When South Park: The Stick of Truth changed hands from THQ to Ubisoft, I was worried that the game would never see the light of day. But after reading that South Park creators and my personal idols Matt Stone and Trey Parker were more pleased with Ubisofts work than THQ's, I was a giddy little Butter Leopoldo Scotch tap dancing around the house. Though there was no playable demo at New York Comic Con, the "behind closed doors" showcase was more than enough to make it my most anticipated game of this holiday season.

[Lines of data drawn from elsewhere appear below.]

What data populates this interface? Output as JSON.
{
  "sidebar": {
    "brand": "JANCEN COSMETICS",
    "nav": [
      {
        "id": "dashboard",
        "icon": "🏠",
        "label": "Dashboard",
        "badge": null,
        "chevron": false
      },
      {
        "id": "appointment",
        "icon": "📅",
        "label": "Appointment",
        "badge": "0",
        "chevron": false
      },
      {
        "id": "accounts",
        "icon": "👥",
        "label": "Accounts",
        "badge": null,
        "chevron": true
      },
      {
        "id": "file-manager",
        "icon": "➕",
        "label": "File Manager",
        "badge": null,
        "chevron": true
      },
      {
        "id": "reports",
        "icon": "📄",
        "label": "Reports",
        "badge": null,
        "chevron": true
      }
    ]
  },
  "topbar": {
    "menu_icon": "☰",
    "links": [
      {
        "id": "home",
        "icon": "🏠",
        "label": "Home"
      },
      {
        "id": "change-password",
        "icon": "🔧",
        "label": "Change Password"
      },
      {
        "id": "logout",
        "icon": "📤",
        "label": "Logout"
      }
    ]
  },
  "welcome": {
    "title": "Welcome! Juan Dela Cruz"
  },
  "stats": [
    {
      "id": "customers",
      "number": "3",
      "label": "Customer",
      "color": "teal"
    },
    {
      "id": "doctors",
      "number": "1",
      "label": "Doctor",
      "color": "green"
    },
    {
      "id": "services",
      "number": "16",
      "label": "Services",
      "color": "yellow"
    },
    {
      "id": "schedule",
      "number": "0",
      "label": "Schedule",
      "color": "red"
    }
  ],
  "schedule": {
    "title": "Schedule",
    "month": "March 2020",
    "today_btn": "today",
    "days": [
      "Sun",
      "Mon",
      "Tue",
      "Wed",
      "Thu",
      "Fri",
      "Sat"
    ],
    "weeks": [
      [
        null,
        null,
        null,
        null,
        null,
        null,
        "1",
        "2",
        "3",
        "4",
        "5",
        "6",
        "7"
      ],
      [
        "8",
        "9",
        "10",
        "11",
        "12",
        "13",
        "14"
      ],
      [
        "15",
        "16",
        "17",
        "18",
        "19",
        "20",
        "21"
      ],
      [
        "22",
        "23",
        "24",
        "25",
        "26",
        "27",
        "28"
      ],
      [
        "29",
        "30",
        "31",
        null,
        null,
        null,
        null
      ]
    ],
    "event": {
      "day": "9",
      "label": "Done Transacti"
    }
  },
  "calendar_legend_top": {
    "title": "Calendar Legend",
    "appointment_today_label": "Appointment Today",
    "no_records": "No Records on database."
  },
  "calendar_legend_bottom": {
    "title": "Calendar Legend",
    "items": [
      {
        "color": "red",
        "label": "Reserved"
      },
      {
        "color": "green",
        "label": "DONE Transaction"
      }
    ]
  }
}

As soon as Stan, Kyle, Cartman, Kenny, and the new kid stepped on screen, I was enthralled. It's almost impossible to decipher if you're watching an episode or playing the game, as the crappy, construction paper-like art style and poor animations remain exactly as the show portrays. Everything fits perfectly with the boys' imaginative fantasy game, from the rag tag costumes they've made out of household items to one of their living rooms being a Tavern filled with adventurous folk and a basement doubling as a dungeon.
As Matt and Trey had much creative input and clearly provided all the voices, the humor is spot on, offering a ton of laughs in just the ten minute demo span, with Kenny the princess on the verge of being raped and Cartman being every ounce as funny and maniacal as ever. At one point when Jimmy was speaking and getting hung up on a word, you could literally watch him go on for a couple minutes until you decided to move on. Even though I didn't actually get to play the game, sitting back and watching how accurately the developers have captured the essence of South Park was good enough for me.
The gameplay is traditional, turn-based RPG action, as well as a mix of out of combat abilities that will help the player progress through the level and weaken enemies before the start of a fight. The turn-based combat is much like the JRPGs of old, with enemies on the overworld that can be encountered and battles occurring on another screen with the boys on one side and their enemies on the other.
There are a good amount of abilities to choose from besides the normal attack option, though attacking and many of the abilities follow the Super Mario RPG/Mario & Luigi formula, allowing you to cause more damage or hit an enemy more times if you tap the button at the right time. It requires more skill and interaction than just pressing one button the whole time, which makes for a more enjoyable experience.
Abilities are different for each character and always use objects or aspects from South Park, with the new kid (the player) being able to Roshambo his opponents or fart in his hand and throw it at his enemies, and Butters the cleric being able to smite his enemies with his holy hammer. Farting can also be utilized outside of battle, inflicting status effects, and if there is a fire source around, they can be used as mini explosions to take out any enemy roaming the screen.
The new kid is also able to use a dodgeball to knock down objects to either progress, find secrets, or hurt enemies, like being able to knock down a lantern to cause a fire so you can throw a fart towards the flame to kill everything on screen. Enemies are all other kids and characters from the series, with the demo showing one of the first big bosses the kids have to face to find the Stick of Truth, Jimmy the Bard. Every part of gameplay feeds into South Park's hysterically amazing style, like other kids fighting you throwing F-bombs or dying in typically gruesome and graphic South Park fashion.
With the prospect of South Park: The Stick of Truth entering development hell, I couldn't have left the demo more blown away by how well the show has been captured in game form. There have been other attempts throughout the years without much success, but the Stick of Truth is looking to be pretty damn stellar. Get ready to grab your towel cape for an epic adventure through the little Colorado town of South Park on December 10th.